[Data for review — start]
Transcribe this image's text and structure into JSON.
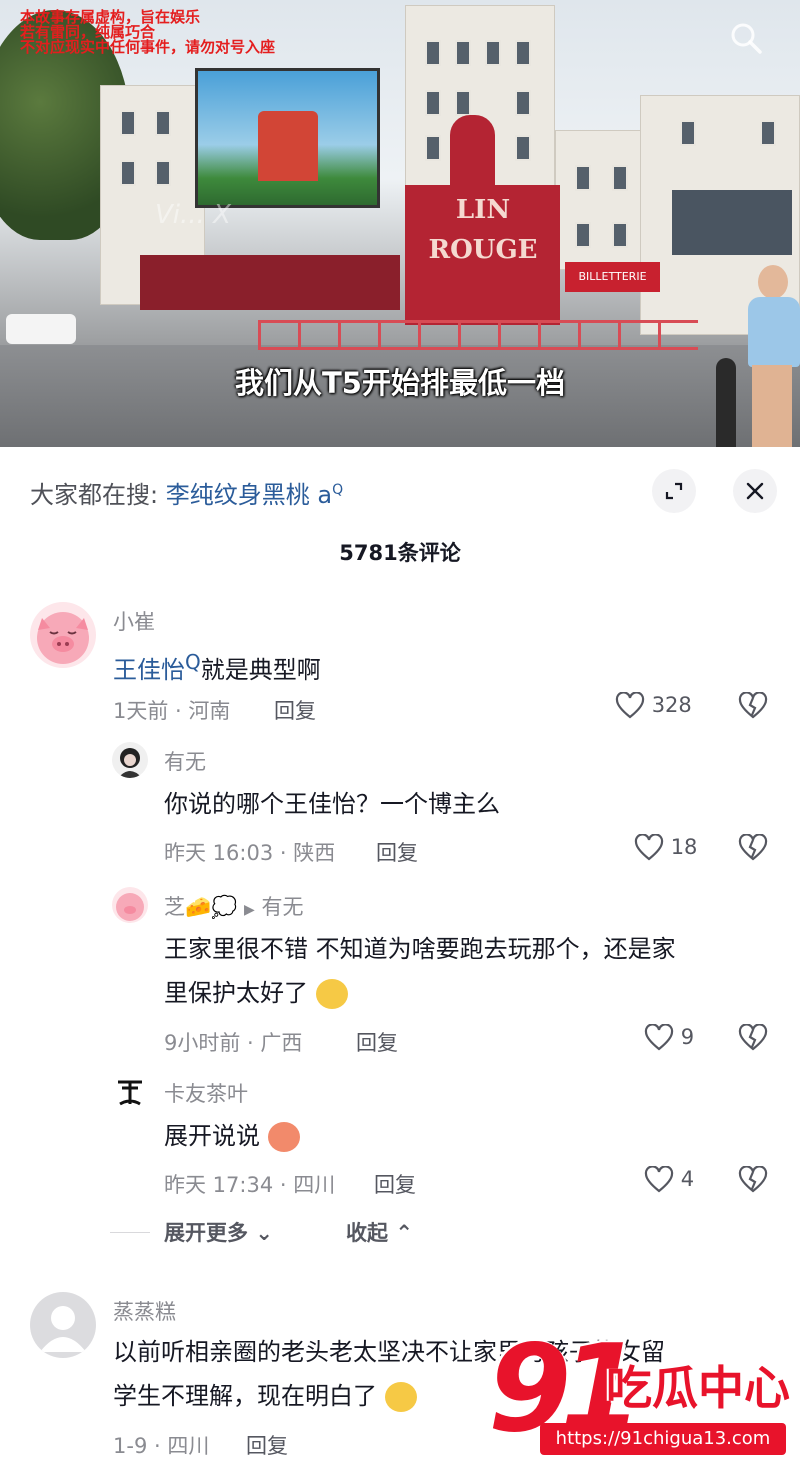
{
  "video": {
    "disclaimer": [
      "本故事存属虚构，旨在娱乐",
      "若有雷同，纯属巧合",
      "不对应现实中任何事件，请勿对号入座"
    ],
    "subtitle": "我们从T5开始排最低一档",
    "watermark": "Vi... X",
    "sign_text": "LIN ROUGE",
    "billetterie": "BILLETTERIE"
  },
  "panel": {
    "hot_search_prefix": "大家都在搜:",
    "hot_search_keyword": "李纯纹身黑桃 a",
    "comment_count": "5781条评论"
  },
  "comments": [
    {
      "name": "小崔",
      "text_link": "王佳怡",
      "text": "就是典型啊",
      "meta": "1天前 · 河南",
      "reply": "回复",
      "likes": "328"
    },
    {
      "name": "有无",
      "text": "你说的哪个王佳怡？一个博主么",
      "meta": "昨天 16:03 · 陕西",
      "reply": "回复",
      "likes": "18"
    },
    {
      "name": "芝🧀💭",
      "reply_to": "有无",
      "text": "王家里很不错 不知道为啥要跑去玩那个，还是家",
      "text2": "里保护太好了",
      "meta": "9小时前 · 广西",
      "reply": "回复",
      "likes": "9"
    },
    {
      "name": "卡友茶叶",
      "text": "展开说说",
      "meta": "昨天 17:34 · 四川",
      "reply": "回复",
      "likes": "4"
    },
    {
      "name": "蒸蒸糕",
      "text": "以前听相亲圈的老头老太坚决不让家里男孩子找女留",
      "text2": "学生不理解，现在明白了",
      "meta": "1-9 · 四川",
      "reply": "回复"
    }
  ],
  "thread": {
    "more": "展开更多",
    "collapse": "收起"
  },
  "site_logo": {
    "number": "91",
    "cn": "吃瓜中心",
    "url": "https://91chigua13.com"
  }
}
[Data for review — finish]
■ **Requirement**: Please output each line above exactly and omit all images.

■ **Response**:
Transcribe this image's text and structure into JSON.
{
  "video": {
    "disclaimer": [
      "本故事存属虚构，旨在娱乐",
      "若有雷同，纯属巧合",
      "不对应现实中任何事件，请勿对号入座"
    ],
    "subtitle": "我们从T5开始排最低一档",
    "watermark": "Vi... X",
    "sign_text": "LIN ROUGE",
    "billetterie": "BILLETTERIE"
  },
  "panel": {
    "hot_search_prefix": "大家都在搜:",
    "hot_search_keyword": "李纯纹身黑桃 a",
    "comment_count": "5781条评论"
  },
  "comments": [
    {
      "name": "小崔",
      "text_link": "王佳怡",
      "text": "就是典型啊",
      "meta": "1天前 · 河南",
      "reply": "回复",
      "likes": "328"
    },
    {
      "name": "有无",
      "text": "你说的哪个王佳怡？一个博主么",
      "meta": "昨天 16:03 · 陕西",
      "reply": "回复",
      "likes": "18"
    },
    {
      "name": "芝🧀💭",
      "reply_to": "有无",
      "text": "王家里很不错 不知道为啥要跑去玩那个，还是家",
      "text2": "里保护太好了",
      "meta": "9小时前 · 广西",
      "reply": "回复",
      "likes": "9"
    },
    {
      "name": "卡友茶叶",
      "text": "展开说说",
      "meta": "昨天 17:34 · 四川",
      "reply": "回复",
      "likes": "4"
    },
    {
      "name": "蒸蒸糕",
      "text": "以前听相亲圈的老头老太坚决不让家里男孩子找女留",
      "text2": "学生不理解，现在明白了",
      "meta": "1-9 · 四川",
      "reply": "回复"
    }
  ],
  "thread": {
    "more": "展开更多",
    "collapse": "收起"
  },
  "site_logo": {
    "number": "91",
    "cn": "吃瓜中心",
    "url": "https://91chigua13.com"
  }
}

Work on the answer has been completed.